PROBLEM DETAILS:
Copy out each line of the material that includes the word "JSON".

INPUT DATA:
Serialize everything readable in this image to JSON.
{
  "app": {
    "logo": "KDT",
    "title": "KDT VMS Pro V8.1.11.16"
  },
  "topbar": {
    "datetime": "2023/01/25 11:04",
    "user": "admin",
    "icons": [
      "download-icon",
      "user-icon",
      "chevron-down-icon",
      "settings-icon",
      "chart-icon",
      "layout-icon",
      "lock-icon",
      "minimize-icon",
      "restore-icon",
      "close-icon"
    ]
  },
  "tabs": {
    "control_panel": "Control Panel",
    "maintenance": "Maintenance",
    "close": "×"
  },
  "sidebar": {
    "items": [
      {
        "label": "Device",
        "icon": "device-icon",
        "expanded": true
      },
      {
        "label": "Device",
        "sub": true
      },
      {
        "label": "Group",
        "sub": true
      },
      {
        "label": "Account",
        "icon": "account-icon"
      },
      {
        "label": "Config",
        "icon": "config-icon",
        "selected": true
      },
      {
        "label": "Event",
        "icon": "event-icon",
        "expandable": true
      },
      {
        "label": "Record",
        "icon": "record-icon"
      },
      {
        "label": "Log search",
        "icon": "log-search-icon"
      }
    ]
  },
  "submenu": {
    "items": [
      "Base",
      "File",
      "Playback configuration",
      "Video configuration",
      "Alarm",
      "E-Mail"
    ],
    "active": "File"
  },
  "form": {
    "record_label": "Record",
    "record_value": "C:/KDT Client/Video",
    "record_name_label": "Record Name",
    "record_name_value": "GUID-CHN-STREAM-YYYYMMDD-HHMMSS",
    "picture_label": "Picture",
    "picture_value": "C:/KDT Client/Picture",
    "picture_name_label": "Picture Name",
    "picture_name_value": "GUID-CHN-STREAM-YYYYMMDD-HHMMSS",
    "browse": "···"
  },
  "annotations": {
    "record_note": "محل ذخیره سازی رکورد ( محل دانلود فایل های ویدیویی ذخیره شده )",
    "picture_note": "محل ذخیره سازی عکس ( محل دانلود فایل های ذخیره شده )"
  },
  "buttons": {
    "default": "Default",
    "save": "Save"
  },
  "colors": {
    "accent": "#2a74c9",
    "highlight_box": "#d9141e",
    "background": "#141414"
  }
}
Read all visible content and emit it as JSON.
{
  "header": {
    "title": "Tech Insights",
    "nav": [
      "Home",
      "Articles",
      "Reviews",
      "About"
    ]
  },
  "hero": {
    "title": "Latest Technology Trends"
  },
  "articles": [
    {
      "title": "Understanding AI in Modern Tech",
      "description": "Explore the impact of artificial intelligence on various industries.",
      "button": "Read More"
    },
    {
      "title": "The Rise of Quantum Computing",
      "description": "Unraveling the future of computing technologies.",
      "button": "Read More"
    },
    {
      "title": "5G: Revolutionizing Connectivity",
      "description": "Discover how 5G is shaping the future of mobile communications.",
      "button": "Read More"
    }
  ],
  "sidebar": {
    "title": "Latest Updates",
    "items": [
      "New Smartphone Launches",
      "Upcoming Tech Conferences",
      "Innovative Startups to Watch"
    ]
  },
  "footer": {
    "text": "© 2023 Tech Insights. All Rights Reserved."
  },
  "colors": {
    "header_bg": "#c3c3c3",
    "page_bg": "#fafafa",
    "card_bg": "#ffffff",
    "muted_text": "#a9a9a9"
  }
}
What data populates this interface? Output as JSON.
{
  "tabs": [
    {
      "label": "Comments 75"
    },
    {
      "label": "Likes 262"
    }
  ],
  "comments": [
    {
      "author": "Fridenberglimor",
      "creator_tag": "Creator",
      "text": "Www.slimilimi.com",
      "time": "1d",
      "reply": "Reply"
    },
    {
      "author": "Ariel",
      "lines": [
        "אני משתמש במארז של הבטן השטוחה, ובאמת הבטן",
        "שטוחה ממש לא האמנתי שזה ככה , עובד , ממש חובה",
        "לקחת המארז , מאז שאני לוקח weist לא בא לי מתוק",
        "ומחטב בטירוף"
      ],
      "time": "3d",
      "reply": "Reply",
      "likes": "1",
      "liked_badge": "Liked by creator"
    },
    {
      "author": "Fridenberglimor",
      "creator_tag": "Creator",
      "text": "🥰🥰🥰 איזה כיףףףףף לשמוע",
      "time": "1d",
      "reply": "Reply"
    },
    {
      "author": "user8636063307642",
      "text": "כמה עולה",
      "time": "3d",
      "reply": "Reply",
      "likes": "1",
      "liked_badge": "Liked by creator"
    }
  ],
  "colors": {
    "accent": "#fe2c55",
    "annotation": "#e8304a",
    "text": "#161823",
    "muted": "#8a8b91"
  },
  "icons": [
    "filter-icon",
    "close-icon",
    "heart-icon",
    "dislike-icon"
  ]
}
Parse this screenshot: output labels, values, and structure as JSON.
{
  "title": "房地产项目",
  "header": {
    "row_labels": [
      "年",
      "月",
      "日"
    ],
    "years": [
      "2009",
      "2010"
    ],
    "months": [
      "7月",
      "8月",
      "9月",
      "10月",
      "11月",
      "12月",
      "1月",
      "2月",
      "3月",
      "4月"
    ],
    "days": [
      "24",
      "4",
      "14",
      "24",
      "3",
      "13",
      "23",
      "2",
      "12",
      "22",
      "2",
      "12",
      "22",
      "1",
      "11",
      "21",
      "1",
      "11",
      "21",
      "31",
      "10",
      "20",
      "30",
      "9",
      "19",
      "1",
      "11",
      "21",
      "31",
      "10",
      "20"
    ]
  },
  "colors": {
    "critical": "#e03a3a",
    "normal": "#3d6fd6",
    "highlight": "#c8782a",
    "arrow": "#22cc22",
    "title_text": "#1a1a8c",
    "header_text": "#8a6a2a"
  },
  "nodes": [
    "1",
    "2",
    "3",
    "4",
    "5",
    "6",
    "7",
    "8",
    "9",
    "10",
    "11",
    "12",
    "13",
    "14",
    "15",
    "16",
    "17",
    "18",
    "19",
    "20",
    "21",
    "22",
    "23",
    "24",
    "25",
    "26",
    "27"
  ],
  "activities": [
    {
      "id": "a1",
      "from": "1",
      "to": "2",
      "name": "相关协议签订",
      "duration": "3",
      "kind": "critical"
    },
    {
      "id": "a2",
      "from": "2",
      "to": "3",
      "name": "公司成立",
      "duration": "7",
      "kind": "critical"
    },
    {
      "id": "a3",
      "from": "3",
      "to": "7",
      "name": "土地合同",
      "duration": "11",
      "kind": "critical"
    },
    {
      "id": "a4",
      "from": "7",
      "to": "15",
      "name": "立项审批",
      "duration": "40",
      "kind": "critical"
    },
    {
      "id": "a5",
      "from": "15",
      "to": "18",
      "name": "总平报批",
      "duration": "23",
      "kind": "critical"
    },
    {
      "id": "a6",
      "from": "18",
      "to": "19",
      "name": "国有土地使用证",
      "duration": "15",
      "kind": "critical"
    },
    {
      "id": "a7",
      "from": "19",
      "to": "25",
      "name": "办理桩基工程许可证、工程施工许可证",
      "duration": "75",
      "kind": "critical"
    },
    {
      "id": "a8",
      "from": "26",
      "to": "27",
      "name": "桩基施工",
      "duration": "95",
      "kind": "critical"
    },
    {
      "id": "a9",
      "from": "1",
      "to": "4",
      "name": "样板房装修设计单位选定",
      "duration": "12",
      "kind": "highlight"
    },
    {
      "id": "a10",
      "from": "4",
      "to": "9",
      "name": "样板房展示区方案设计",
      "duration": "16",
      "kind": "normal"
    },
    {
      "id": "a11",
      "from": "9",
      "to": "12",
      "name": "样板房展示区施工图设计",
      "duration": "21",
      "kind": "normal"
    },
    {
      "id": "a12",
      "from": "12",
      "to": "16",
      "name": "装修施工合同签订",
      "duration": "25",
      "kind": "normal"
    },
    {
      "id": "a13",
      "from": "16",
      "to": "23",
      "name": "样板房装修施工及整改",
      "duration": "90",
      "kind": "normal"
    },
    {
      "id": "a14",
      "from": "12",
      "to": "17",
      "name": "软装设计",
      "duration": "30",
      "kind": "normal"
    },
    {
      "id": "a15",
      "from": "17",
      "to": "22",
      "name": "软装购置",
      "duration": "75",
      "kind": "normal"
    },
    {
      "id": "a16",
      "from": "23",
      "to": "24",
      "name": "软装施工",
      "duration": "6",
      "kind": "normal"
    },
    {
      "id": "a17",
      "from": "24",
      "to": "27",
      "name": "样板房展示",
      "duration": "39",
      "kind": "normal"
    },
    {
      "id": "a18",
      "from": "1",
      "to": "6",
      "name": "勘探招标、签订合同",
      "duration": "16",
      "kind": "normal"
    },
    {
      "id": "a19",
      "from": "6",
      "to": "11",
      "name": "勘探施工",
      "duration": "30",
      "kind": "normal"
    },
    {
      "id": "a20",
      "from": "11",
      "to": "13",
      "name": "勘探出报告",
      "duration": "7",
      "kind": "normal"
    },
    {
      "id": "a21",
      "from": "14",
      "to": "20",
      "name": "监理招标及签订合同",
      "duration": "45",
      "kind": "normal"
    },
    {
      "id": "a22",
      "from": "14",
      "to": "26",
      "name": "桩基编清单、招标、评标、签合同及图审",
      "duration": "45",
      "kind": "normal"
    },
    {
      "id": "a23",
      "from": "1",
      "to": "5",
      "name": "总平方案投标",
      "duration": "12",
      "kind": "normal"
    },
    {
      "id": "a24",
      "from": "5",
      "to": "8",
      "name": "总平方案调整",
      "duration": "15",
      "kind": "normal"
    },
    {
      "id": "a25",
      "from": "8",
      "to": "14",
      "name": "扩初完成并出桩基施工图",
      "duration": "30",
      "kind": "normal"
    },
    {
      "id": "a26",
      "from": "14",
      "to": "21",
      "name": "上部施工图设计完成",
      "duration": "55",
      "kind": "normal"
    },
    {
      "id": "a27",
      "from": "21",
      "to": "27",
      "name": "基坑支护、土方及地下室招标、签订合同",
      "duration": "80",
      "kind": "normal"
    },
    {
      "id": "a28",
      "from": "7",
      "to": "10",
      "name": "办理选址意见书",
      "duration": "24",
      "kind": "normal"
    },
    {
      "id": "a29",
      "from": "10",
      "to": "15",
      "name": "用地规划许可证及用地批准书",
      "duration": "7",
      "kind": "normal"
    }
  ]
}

EXPECTED ANSWER:
Serialize everything readable in this image to JSON.
Read all visible content and emit it as JSON.
What data populates this interface? Output as JSON.
Parse this screenshot: output labels, values, and structure as JSON.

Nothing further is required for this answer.